Task to complete — Lines holding the word "status" must be located in the listing below and copied.

Extracted data —
%%

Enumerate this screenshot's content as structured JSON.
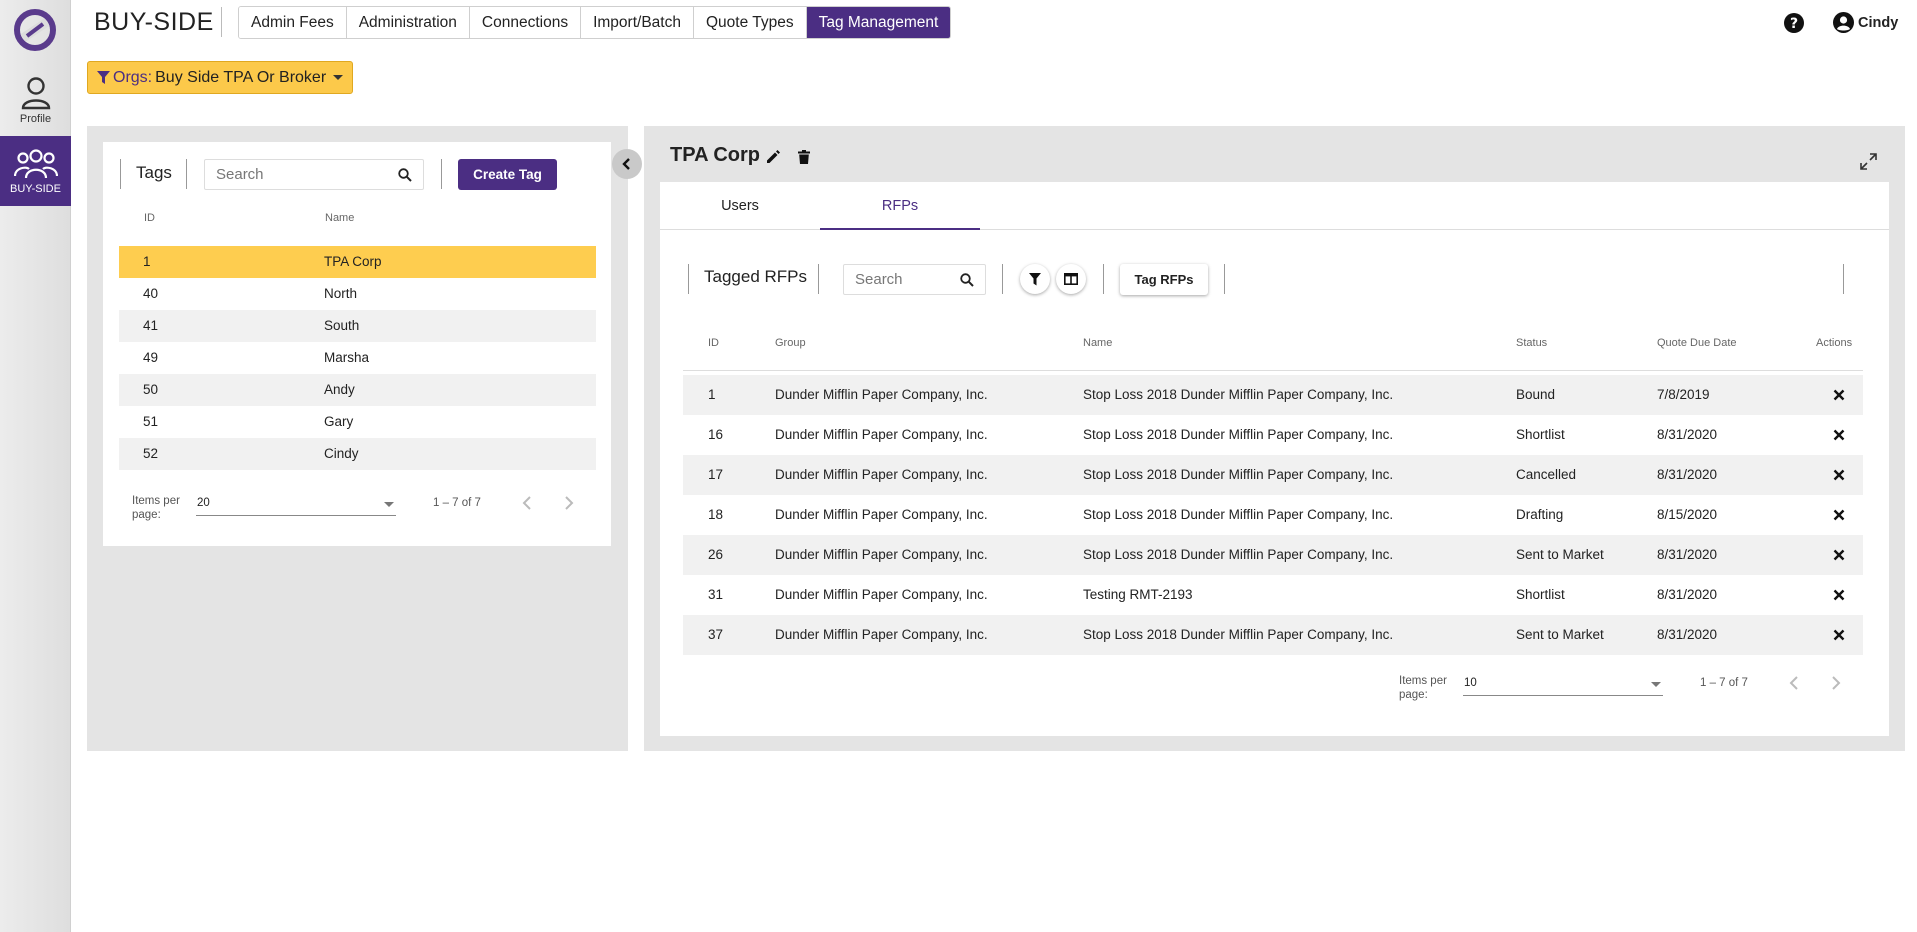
{
  "app": {
    "title": "BUY-SIDE"
  },
  "rail": {
    "profile_label": "Profile",
    "buyside_label": "BUY-SIDE"
  },
  "nav": {
    "tabs": [
      {
        "label": "Admin Fees",
        "active": false
      },
      {
        "label": "Administration",
        "active": false
      },
      {
        "label": "Connections",
        "active": false
      },
      {
        "label": "Import/Batch",
        "active": false
      },
      {
        "label": "Quote Types",
        "active": false
      },
      {
        "label": "Tag Management",
        "active": true
      }
    ]
  },
  "user": {
    "name": "Cindy"
  },
  "org_filter": {
    "prefix": "Orgs:",
    "value": "Buy Side TPA Or Broker"
  },
  "tags_panel": {
    "title": "Tags",
    "search_placeholder": "Search",
    "create_label": "Create Tag",
    "columns": {
      "id": "ID",
      "name": "Name"
    },
    "rows": [
      {
        "id": "1",
        "name": "TPA Corp"
      },
      {
        "id": "40",
        "name": "North"
      },
      {
        "id": "41",
        "name": "South"
      },
      {
        "id": "49",
        "name": "Marsha"
      },
      {
        "id": "50",
        "name": "Andy"
      },
      {
        "id": "51",
        "name": "Gary"
      },
      {
        "id": "52",
        "name": "Cindy"
      }
    ],
    "selected_index": 0,
    "pager": {
      "items_per_page_label": "Items per page:",
      "page_size": "20",
      "range": "1 – 7 of 7"
    }
  },
  "detail": {
    "title": "TPA Corp",
    "tabs": [
      {
        "label": "Users",
        "active": false
      },
      {
        "label": "RFPs",
        "active": true
      }
    ],
    "tagged_title": "Tagged RFPs",
    "search_placeholder": "Search",
    "tag_button_label": "Tag RFPs",
    "columns": {
      "id": "ID",
      "group": "Group",
      "name": "Name",
      "status": "Status",
      "due": "Quote Due Date",
      "actions": "Actions"
    },
    "rows": [
      {
        "id": "1",
        "group": "Dunder Mifflin Paper Company, Inc.",
        "name": "Stop Loss 2018 Dunder Mifflin Paper Company, Inc.",
        "status": "Bound",
        "due": "7/8/2019"
      },
      {
        "id": "16",
        "group": "Dunder Mifflin Paper Company, Inc.",
        "name": "Stop Loss 2018 Dunder Mifflin Paper Company, Inc.",
        "status": "Shortlist",
        "due": "8/31/2020"
      },
      {
        "id": "17",
        "group": "Dunder Mifflin Paper Company, Inc.",
        "name": "Stop Loss 2018 Dunder Mifflin Paper Company, Inc.",
        "status": "Cancelled",
        "due": "8/31/2020"
      },
      {
        "id": "18",
        "group": "Dunder Mifflin Paper Company, Inc.",
        "name": "Stop Loss 2018 Dunder Mifflin Paper Company, Inc.",
        "status": "Drafting",
        "due": "8/15/2020"
      },
      {
        "id": "26",
        "group": "Dunder Mifflin Paper Company, Inc.",
        "name": "Stop Loss 2018 Dunder Mifflin Paper Company, Inc.",
        "status": "Sent to Market",
        "due": "8/31/2020"
      },
      {
        "id": "31",
        "group": "Dunder Mifflin Paper Company, Inc.",
        "name": "Testing RMT-2193",
        "status": "Shortlist",
        "due": "8/31/2020"
      },
      {
        "id": "37",
        "group": "Dunder Mifflin Paper Company, Inc.",
        "name": "Stop Loss 2018 Dunder Mifflin Paper Company, Inc.",
        "status": "Sent to Market",
        "due": "8/31/2020"
      }
    ],
    "pager": {
      "items_per_page_label": "Items per page:",
      "page_size": "10",
      "range": "1 – 7 of 7"
    }
  },
  "colors": {
    "brand": "#4b2e83",
    "highlight": "#fecd4f"
  }
}
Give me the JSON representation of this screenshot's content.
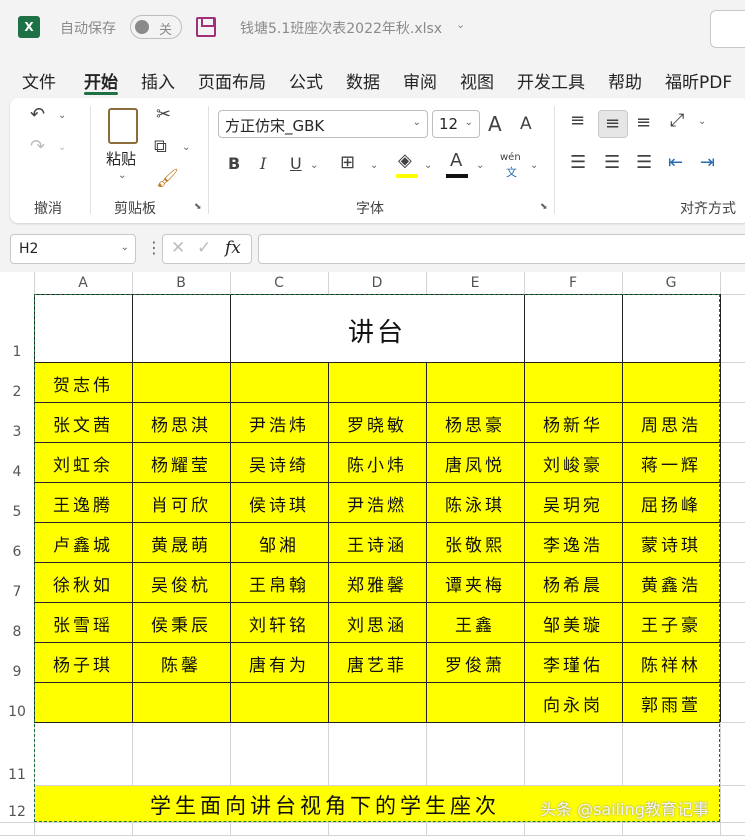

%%

Exercise solution —
      "status": "Status",
        "status": "Bound",
        "status": "Shortlist",
        "status": "Cancelled",
        "status": "Drafting",
        "status": "Sent to Market",
        "status": "Shortlist",
        "status": "Sent to Market",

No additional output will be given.